Video

Video Chinese Doctors Use 3-D Spinal Implant

A Chinese boy suffering from a debilitating bone disease has become the first patient with a part of his spine created in a three-dimensional printer. Doctors say he will soon regain normal mobility. VOA’s George Putic reports.
Video

Video India’s Leprosy Battle Stymied by Continuing Stigma

Medical advancements in the treatment of leprosy have greatly diminished its impact around the world, largely eliminating the disease from most countries. India made great strides in combating leprosy, but still accounts for a majority of the world’s new cases each year, and the number of newly infected Indians is rising - more than 130,000 recorded last year. Doctors there say the problem has more to do with society than science. Shaikh Azizur Rahman reports from Kolkata.
Video

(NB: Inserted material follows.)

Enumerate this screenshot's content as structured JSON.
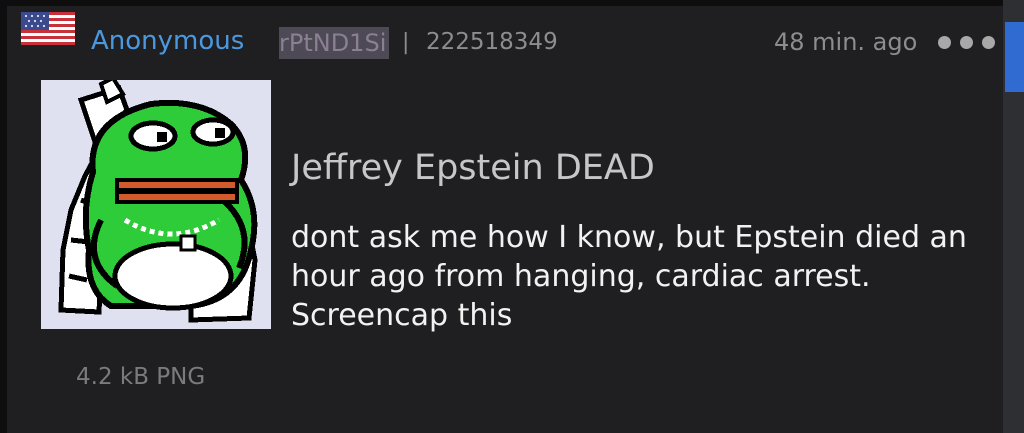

Video Scientists Unlock Mystery of Bird Flocks

How can flocks of birds, schools of fish or herds of antelope suddenly change direction -- all the individuals adjusting their movement in concert, at seemingly the same time? British researchers now have some insights into this behavior, which has puzzled scientists for a long time. VOA's George Putic has more.

AppleAndroid